This article at the New York Times made me laugh quite a bit this morning:
LAST fall, David A. Green was looking forward to his new job at a Manhattan real estate brokerage. Finally, he would be able to shed the e-mail confusion that plagued him because of the two other David Greens at his company.
No such luck. At his new company, Cushman & Wakefield, there was yet another David Green. And that Mr. Green already held the coveted e-mail name David_Green, following the company's convention for e-mail addresses.
At his old company, CB Richard Ellis, he had been, reluctantly, David.A.Green. Now he became David_A_Green. Hundreds of his e-mail messages went to the wrong David Green.
"I would have been better off being at his desk than at mine," said David A. Green, noting that the original, initial-free David Green is "most gracious about sending me the volumes of e-mails that go to him." [via New York Times: Technology]
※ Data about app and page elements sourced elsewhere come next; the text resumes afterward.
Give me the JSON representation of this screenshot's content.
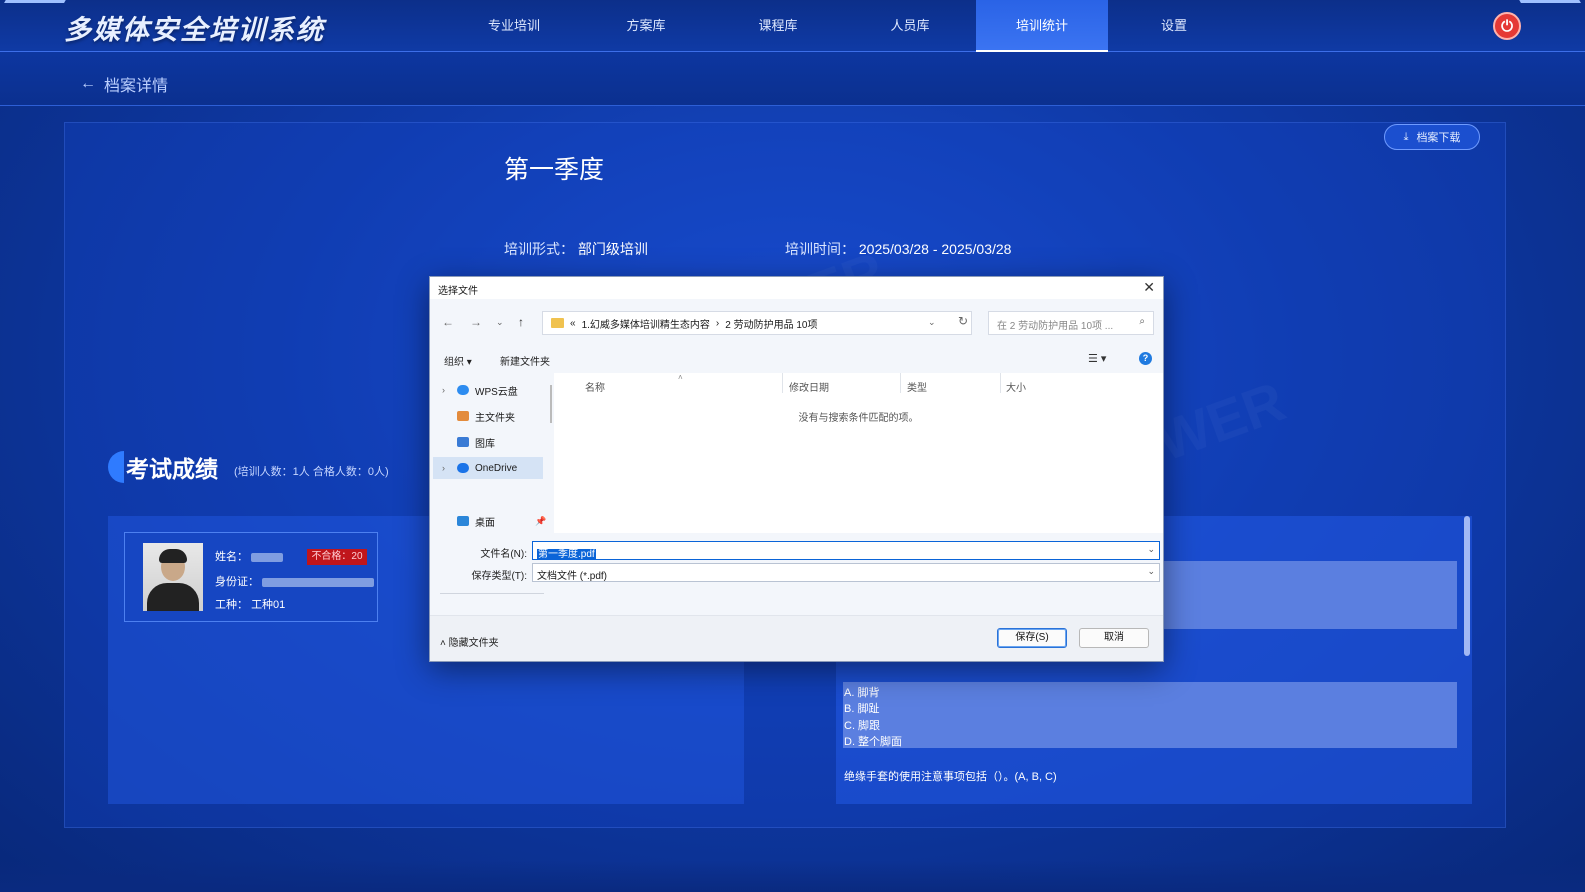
{
  "app": {
    "title": "多媒体安全培训系统"
  },
  "nav": {
    "items": [
      "专业培训",
      "方案库",
      "课程库",
      "人员库",
      "培训统计",
      "设置"
    ],
    "active": "培训统计"
  },
  "subheader": {
    "back_label": "档案详情"
  },
  "detail": {
    "download_label": "档案下载",
    "season_title": "第一季度",
    "form_label": "培训形式：",
    "form_value": "部门级培训",
    "time_label": "培训时间：",
    "time_value": "2025/03/28 - 2025/03/28"
  },
  "exam": {
    "title": "考试成绩",
    "summary": "(培训人数：1人  合格人数：0人)",
    "person": {
      "name_label": "姓名：",
      "id_label": "身份证：",
      "job_label": "工种：",
      "job_value": "工种01",
      "badge": "不合格：20"
    },
    "options": [
      "A. 脚背",
      "B. 脚趾",
      "C. 脚跟",
      "D. 整个脚面"
    ],
    "question": "绝缘手套的使用注意事项包括（）。(A, B, C)"
  },
  "dialog": {
    "title": "选择文件",
    "breadcrumb_prefix": "«",
    "breadcrumb_1": "1.幻威多媒体培训精生态内容",
    "breadcrumb_sep": "›",
    "breadcrumb_2": "2  劳动防护用品 10项",
    "search_placeholder": "在 2  劳动防护用品 10项 ...",
    "organize_label": "组织 ▾",
    "new_folder_label": "新建文件夹",
    "tree": {
      "wps": "WPS云盘",
      "home": "主文件夹",
      "gallery": "图库",
      "onedrive": "OneDrive",
      "desktop": "桌面"
    },
    "columns": {
      "name": "名称",
      "modified": "修改日期",
      "type": "类型",
      "size": "大小"
    },
    "empty_message": "没有与搜索条件匹配的项。",
    "filename_label": "文件名(N):",
    "filename_value": "第一季度.pdf",
    "filetype_label": "保存类型(T):",
    "filetype_value": "文档文件 (*.pdf)",
    "hide_folders_label": "隐藏文件夹",
    "save_label": "保存(S)",
    "cancel_label": "取消"
  },
  "colors": {
    "accent": "#2f7bff",
    "fail": "#c0151b",
    "power": "#e53935",
    "selection": "#0a64d8"
  },
  "icons": {
    "power": "power-icon",
    "back": "arrow-left-icon",
    "download": "download-icon",
    "help": "help-icon",
    "search": "search-icon"
  }
}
So why did I find this amusing? This isn't a new topic. The sendmail FAQ has had a question on this forever (or at least since 1997). It still amazes me that people don't think that this might be a problem. When I was in college pretty much everyone had four character email addresses in the format (first initial)(second initial)(random alphanumeric)(random alphanumeric). Mine was gb1d. I can still remember pretty much all my friend's addresses from then too. It also helps to keep out people just spamming by sending emails to any old firstname_lastname address.